I have no quick or easy answer for myself or you if this applies, except to believe that faith is greater than fear. Let’s hold on to him as we move forward in faith.


Today is the third Sunday of Advent or Gaudete Sunday.  We are reminded today to rejoice, for Christ will be born soon!  Instead of purple vestments, the priest has the option to choose rose colored ones.  If you have an Advent wreath, today you will light the pink (rose) candle along with the two purple ones.

The readings for Mass today remind us that when Jesus comes all will be made right again.  The land itself will burst with life, sick will be healed, and the weak strengthened.  But we must have patience.  Patience is not easy, especially at this time of year when it seems that our to-do lists outweighs our time and there are so many people in our way.  Why can’t they go faster? Be better prepared? Do it my way?

Why?  Well, it’s because the world does not revolve around me!  I know, shocking isn’t it?  But it’s true.  If we want the world to be better, then we have to remember that it’s all about others! Take some time to spread some joy.  Be present to those around you.  Hand out candy canes in line.  Smile.  Don’t be in such a rush that you don’t notice others.  Let someone ahead of you at the store.

Today is the day to rejoice.  Rejoice in all the goodness around you.  Rejoice in the love of God.  Rejoice that Mary said yes. Rejoice in our Savior!


Mary and her Immaculate Conception

Today is an important feast day in the Catholic Church.  We celebrate the Immaculate Conception of Mary.  People sometimes are confused and think we are celebrating Jesus’ conception, but we aren’t, it’s Mary’s.  What exactly does this day celebrate?

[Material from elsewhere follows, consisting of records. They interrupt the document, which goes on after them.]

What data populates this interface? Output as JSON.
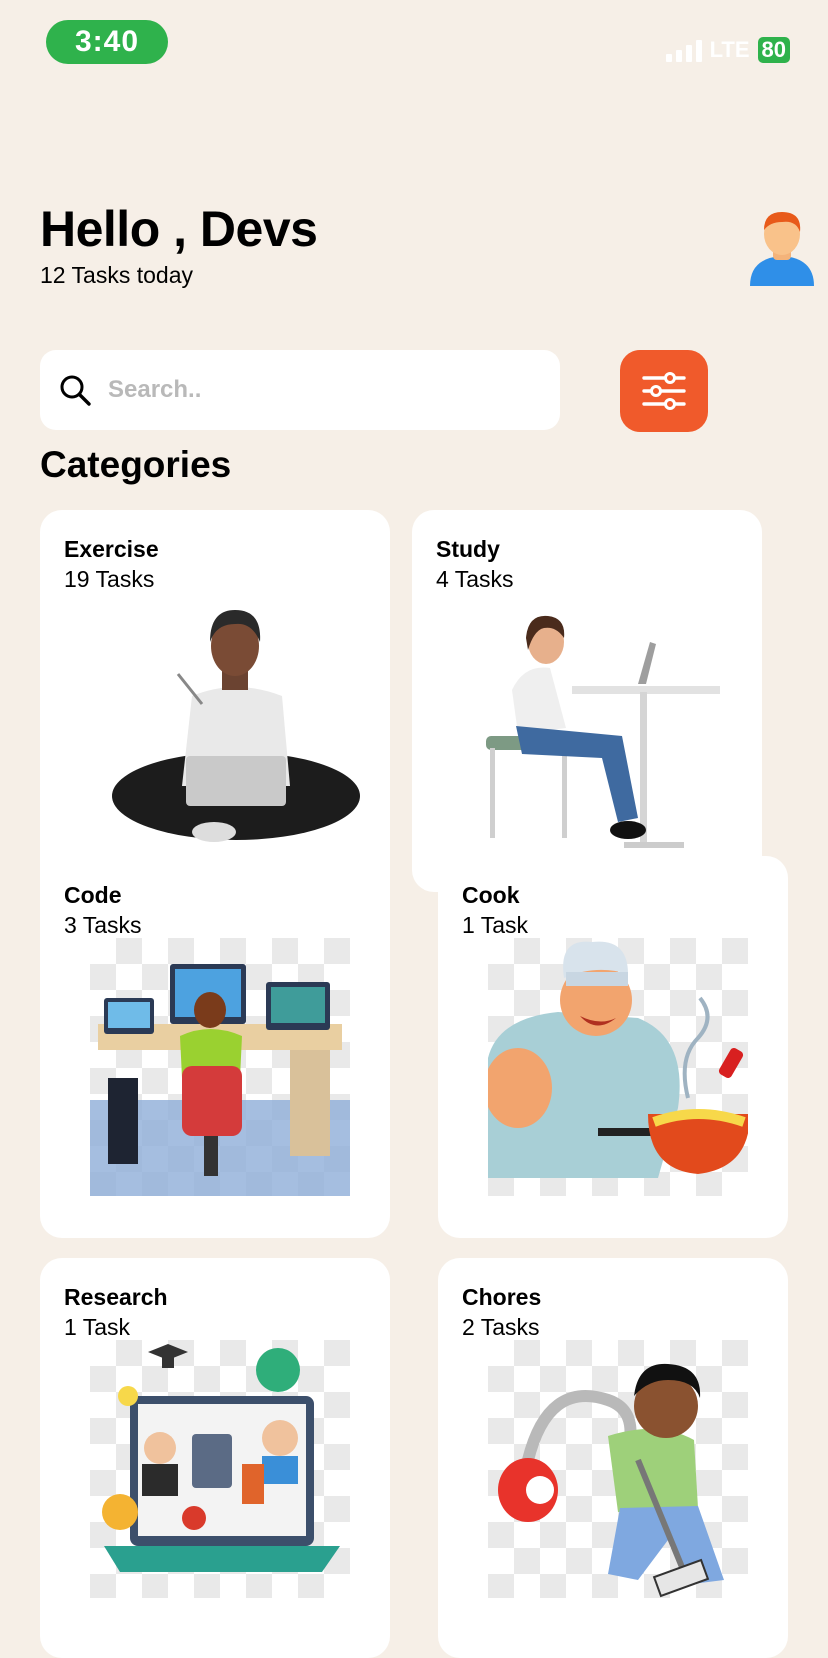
{
  "status_bar": {
    "time": "3:40",
    "network": "LTE",
    "battery": "80"
  },
  "header": {
    "greeting": "Hello , Devs",
    "subtitle": "12 Tasks today",
    "avatar_icon": "user-avatar-icon"
  },
  "search": {
    "placeholder": "Search..",
    "value": ""
  },
  "filter_icon": "sliders-icon",
  "section_title": "Categories",
  "categories": [
    {
      "name": "Exercise",
      "count": "19 Tasks"
    },
    {
      "name": "Study",
      "count": "4 Tasks"
    },
    {
      "name": "Code",
      "count": "3 Tasks"
    },
    {
      "name": "Cook",
      "count": "1 Task"
    },
    {
      "name": "Research",
      "count": "1 Task"
    },
    {
      "name": "Chores",
      "count": "2 Tasks"
    }
  ],
  "colors": {
    "background": "#f6efe7",
    "accent": "#f05a2b",
    "time_pill": "#2fb24c"
  }
}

Mary was conceived in the usual way people are conceived, with two parents, Anne and Joachim, who wanted a child but did not have one until they were a bit on in years.  The stain of original sin never touched Mary.  She was always filled with sanctifying grace which prevented her from sinning.  This grace protected her so that she remained pure.  That purity was necessary so that she could fulfill her purpose as the mother of Jesus.

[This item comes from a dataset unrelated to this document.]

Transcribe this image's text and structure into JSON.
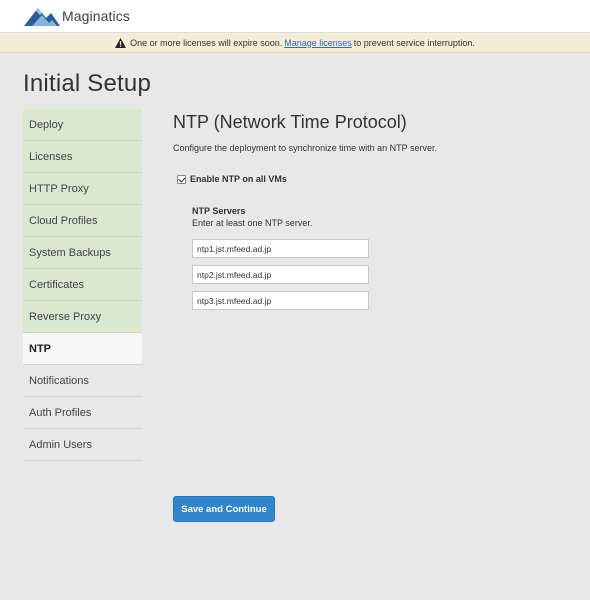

This doctrine was declared by Pope Pius IX in 1854 though it was a part of the Tradition of the Church since the early Fathers, beginning with Justin in the 100’s.  (New Advent Encyclopedia)

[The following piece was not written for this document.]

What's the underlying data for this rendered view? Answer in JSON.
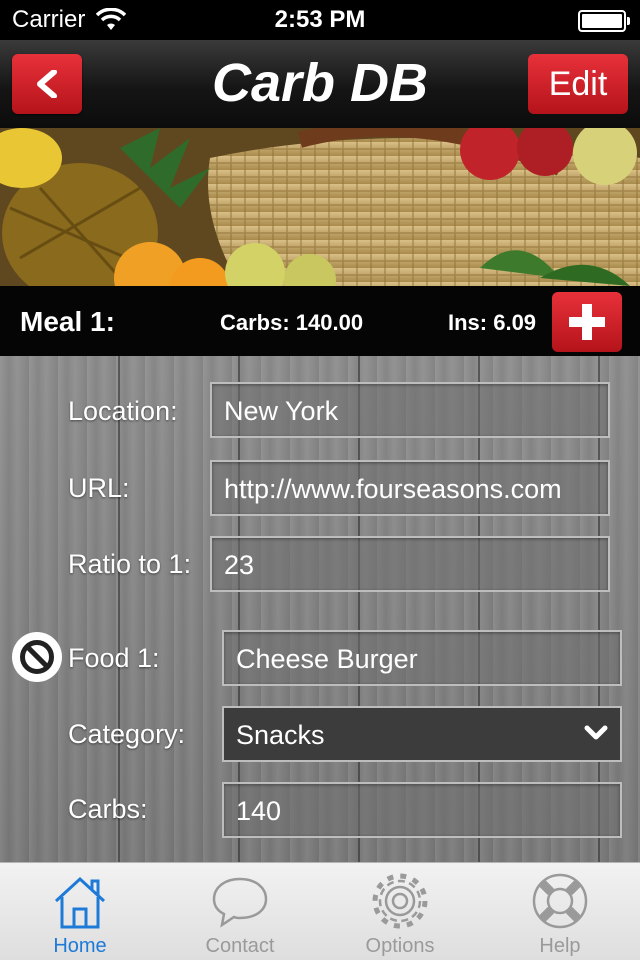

In my mind, I see it this way – God knew he would need to send his Son,our Savior to the world.  He also knew that his Son needed a pure place in which to grow and develop and an extraordinary person to raise him until Jesus went to fulfill his purpose on earth, which was to save us all.  Of course he would protect this woman, keep sin from her, and give her grace beyond measure so she would raise his Son.

Madonna of the Streets by Roberto Ferruzzi in 1897; a favorite image of mine

No matter if you are a parent or not, you know the responsibility of raising a child.  It is tremendous and not for the faint of heart.  If I did not have God’s grace to help and guide me, I doubt my children would be who they are today.  Imagine how much more Mary needed that grace, not only to explain her unprecedented pregnancy but to rely on as she was raising the Savior of the world.

Celebrate today with gratitude to God for all he gave to Mary and ask Mary to help and guide you in your daily life.

My favorite Marian prayer, The Memorare by St. Bernard of Clairvaux

Remember, O most gracious Virgin Mary, that never was it known that anyone who fled to thy protection, implored thy help, or sought thine intercession was left unaided.

Inspired by this confidence, I fly unto thee, O Virgin of virgins, my mother; to thee do I come, before thee I stand, sinful and sorrowful. O Mother of the Word Incarnate, despise not my petitions, but in thy mercy hear and answer me. Amen